* _Dataset content_:
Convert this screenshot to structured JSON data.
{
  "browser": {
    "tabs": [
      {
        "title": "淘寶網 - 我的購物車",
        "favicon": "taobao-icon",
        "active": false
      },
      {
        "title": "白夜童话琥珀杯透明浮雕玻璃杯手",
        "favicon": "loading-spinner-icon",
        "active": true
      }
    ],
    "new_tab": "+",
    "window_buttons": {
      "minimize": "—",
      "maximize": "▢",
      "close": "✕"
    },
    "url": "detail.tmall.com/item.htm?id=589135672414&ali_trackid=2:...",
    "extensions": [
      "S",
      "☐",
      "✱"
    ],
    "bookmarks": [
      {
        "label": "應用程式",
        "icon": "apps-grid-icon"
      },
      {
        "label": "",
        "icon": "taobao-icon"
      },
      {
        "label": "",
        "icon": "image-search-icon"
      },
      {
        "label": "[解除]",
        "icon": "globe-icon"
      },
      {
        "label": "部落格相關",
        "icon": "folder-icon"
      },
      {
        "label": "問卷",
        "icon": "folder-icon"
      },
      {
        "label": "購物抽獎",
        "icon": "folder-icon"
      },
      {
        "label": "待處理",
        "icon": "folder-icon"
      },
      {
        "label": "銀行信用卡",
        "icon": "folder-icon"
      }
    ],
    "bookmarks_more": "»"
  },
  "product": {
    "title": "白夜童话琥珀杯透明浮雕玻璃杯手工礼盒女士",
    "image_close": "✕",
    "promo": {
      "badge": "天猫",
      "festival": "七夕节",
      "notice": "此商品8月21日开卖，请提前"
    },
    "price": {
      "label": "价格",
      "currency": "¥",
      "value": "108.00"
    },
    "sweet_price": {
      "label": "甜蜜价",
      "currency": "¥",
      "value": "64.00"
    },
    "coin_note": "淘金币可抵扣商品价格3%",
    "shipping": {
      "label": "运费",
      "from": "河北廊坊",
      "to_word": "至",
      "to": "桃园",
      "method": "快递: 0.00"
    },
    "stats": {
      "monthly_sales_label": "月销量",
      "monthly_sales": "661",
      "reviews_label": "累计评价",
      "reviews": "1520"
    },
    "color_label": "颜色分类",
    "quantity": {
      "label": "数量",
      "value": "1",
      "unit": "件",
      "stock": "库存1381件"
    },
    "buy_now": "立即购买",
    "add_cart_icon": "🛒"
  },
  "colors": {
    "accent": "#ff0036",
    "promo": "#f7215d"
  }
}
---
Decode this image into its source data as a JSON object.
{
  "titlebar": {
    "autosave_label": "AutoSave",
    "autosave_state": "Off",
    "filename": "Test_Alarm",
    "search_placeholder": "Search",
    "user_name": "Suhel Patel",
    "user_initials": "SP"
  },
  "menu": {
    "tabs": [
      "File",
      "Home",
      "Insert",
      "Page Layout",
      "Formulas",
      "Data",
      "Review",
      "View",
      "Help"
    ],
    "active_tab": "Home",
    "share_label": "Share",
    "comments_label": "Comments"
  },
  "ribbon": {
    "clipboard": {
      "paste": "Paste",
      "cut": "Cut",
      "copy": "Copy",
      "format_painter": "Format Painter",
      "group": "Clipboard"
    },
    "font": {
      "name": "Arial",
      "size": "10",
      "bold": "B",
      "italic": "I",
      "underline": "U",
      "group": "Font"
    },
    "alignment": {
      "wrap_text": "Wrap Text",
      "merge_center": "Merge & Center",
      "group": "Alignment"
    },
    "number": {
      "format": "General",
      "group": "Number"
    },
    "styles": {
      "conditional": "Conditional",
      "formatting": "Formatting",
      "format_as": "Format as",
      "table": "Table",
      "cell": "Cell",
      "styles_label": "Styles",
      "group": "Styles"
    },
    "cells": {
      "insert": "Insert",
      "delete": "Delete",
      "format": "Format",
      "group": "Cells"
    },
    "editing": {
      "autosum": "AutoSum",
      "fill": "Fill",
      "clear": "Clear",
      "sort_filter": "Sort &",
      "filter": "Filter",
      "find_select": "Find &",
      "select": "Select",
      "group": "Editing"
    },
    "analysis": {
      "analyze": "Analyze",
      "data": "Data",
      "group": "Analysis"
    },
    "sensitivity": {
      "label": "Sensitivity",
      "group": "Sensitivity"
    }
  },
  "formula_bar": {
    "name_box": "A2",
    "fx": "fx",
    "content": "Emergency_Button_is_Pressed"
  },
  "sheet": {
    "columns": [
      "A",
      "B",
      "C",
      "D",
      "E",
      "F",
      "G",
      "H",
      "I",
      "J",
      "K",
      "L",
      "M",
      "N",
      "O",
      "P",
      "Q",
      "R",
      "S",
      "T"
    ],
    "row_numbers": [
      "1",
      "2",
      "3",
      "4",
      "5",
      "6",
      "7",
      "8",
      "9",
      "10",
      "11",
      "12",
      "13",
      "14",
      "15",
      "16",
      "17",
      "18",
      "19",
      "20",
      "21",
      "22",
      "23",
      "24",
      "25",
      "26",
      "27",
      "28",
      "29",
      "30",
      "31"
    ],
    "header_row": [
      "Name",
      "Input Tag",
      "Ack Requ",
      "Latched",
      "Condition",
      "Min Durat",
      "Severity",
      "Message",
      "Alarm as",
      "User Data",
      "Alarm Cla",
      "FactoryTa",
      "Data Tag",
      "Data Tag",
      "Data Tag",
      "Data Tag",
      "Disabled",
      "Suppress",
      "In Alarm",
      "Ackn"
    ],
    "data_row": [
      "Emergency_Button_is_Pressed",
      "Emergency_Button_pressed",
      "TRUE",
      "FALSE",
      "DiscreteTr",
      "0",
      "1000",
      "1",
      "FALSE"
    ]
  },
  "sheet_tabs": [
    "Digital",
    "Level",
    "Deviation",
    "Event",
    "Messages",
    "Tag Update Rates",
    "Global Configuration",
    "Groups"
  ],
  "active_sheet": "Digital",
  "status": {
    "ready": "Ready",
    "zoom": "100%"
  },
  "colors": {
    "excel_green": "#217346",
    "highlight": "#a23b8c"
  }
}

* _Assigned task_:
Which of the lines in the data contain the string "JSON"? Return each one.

* _Your response_:
Convert this screenshot to structured JSON data.
Decode this image into its source data as a JSON object.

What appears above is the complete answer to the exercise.